■ Material for this exercise:
^^^^
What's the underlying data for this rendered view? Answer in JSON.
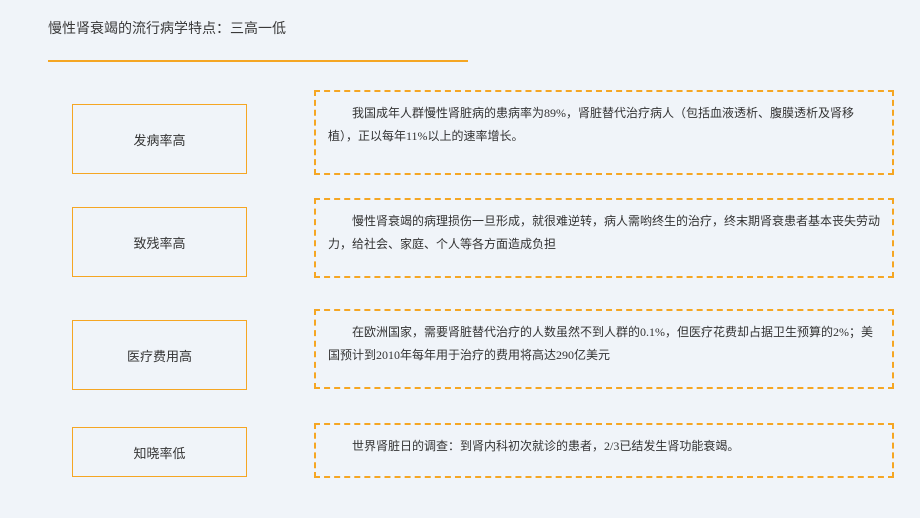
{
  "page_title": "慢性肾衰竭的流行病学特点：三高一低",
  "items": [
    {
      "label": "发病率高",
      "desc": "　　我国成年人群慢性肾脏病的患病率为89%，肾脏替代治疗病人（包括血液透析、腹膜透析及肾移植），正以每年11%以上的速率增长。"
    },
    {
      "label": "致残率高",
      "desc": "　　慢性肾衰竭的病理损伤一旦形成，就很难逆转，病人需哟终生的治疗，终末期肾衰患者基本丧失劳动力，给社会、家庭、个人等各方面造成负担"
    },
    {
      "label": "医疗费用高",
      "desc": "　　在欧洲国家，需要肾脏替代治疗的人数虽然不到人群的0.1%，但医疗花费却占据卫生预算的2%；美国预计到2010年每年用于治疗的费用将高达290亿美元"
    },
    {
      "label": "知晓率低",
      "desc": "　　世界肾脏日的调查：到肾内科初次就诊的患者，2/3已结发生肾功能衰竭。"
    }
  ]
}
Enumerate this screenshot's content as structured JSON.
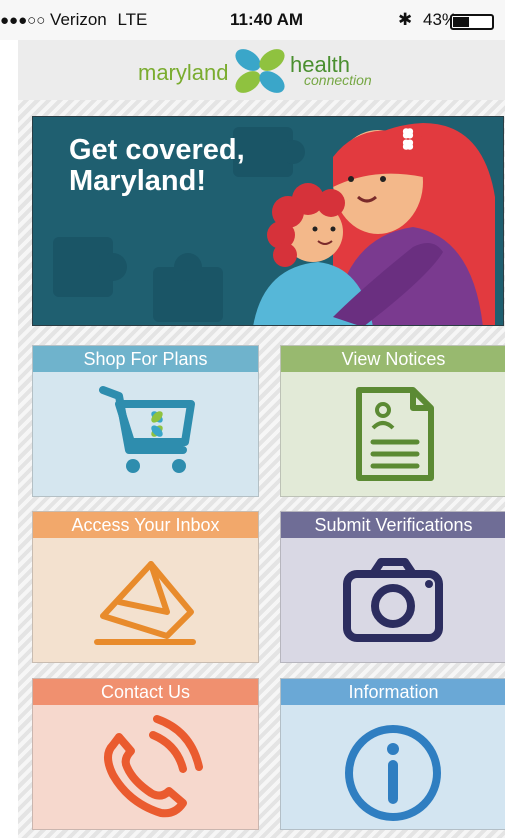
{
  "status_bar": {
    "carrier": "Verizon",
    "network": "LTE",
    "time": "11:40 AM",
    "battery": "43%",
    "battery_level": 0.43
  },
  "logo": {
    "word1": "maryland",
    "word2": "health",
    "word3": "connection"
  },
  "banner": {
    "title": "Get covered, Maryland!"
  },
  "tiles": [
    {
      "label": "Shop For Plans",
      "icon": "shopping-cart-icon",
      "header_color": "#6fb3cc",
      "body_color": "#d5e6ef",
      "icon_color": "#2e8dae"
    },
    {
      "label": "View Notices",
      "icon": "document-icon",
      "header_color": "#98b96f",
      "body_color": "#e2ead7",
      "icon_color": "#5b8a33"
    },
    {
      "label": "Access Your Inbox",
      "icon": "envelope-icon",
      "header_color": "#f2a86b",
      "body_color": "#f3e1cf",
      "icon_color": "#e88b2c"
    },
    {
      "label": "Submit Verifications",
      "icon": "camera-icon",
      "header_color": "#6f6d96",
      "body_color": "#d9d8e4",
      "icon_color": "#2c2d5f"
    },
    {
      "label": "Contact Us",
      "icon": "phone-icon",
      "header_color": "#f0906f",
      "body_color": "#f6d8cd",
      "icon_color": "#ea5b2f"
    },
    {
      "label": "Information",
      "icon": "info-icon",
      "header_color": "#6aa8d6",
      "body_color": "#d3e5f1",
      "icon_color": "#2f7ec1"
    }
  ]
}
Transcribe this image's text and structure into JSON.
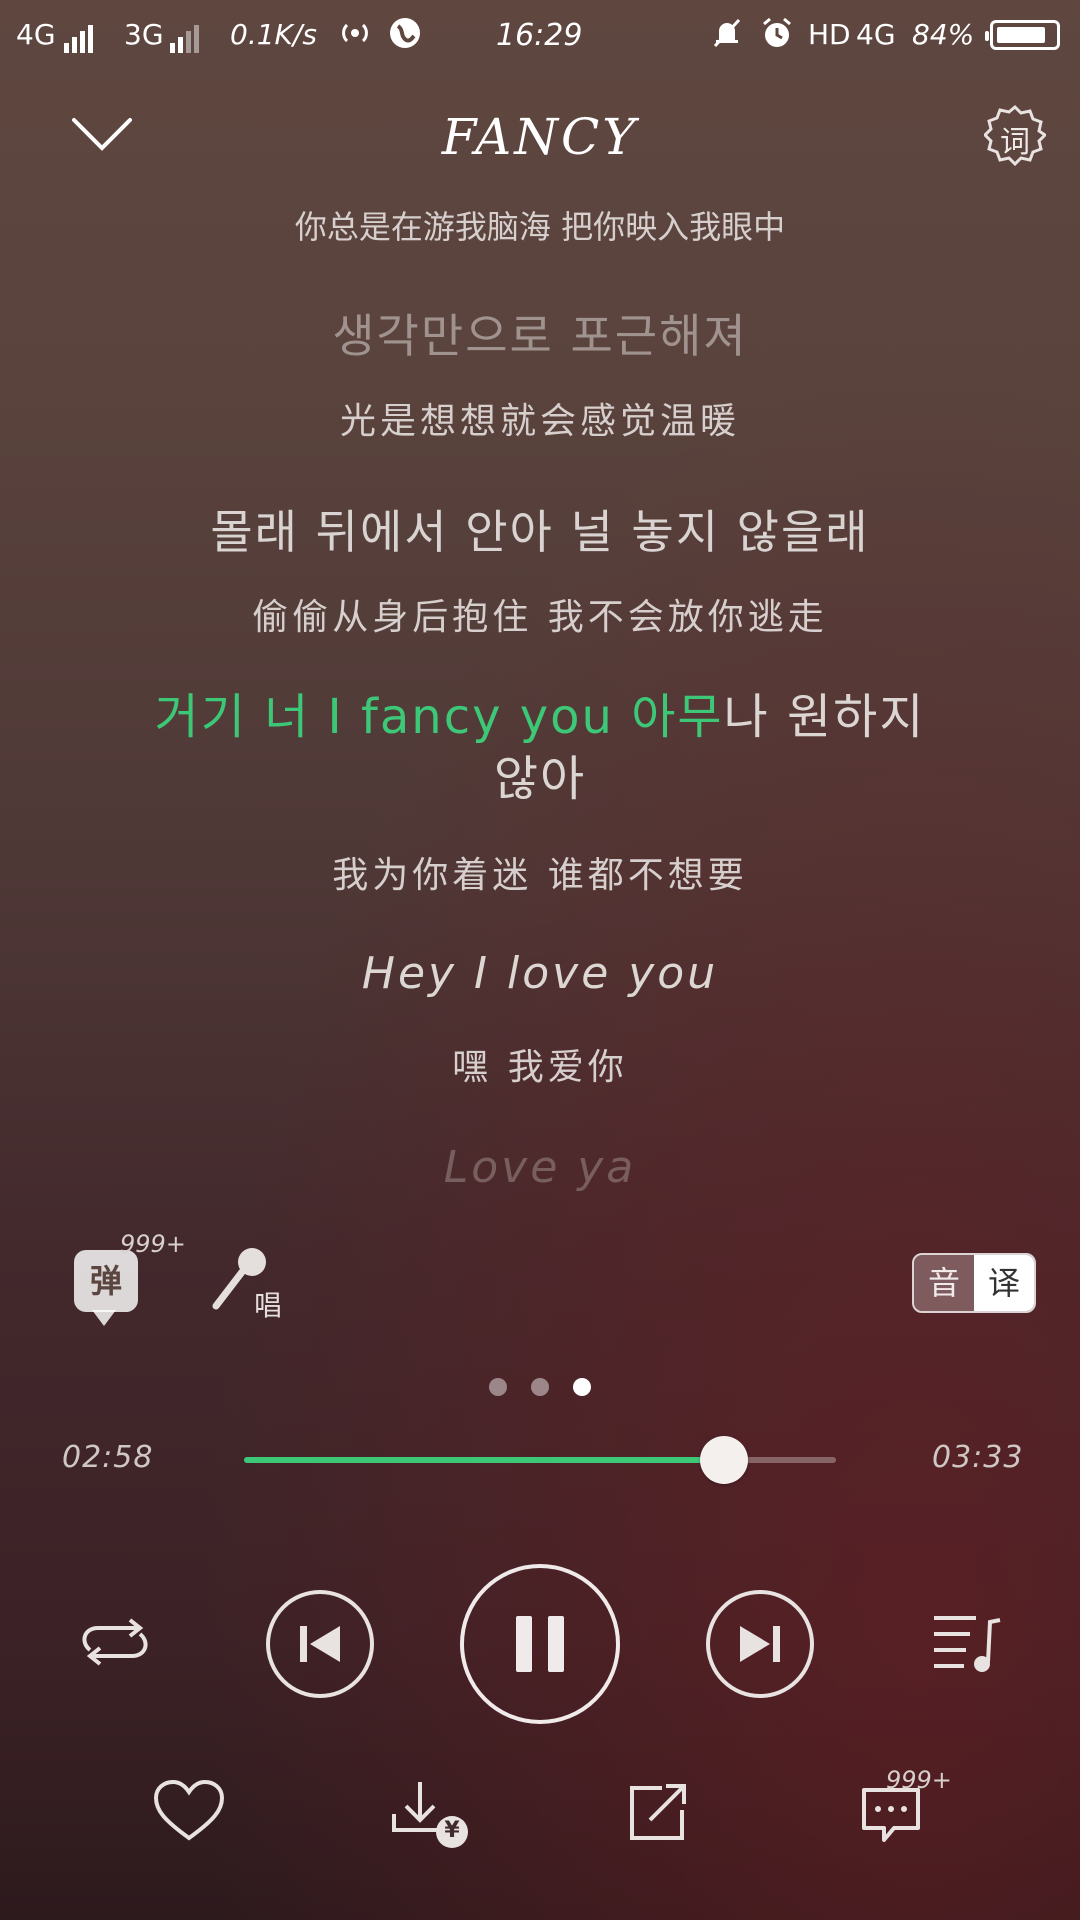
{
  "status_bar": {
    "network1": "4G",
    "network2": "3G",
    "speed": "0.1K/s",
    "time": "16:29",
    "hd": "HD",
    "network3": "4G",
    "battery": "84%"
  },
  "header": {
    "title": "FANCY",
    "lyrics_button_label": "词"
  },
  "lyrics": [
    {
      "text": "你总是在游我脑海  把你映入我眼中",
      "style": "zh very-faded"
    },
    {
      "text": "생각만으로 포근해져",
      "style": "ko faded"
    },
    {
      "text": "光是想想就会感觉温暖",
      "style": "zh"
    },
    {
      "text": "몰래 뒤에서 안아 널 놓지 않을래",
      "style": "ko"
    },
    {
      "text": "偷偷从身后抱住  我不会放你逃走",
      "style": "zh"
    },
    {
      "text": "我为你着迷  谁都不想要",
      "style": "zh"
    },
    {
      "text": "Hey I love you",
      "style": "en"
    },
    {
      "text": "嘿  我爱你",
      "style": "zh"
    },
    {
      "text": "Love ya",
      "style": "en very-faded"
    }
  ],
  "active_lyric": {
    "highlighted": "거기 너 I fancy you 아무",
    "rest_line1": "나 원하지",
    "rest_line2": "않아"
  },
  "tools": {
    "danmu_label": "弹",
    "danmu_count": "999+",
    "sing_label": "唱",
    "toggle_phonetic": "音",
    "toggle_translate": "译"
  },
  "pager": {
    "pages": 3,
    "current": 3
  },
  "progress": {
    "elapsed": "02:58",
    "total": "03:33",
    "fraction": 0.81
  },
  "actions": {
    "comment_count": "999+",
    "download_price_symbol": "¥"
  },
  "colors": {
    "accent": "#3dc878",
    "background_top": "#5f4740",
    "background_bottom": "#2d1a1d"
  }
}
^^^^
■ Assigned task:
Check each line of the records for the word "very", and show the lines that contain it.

■ Worked solution:
      "style": "zh very-faded"
      "style": "en very-faded"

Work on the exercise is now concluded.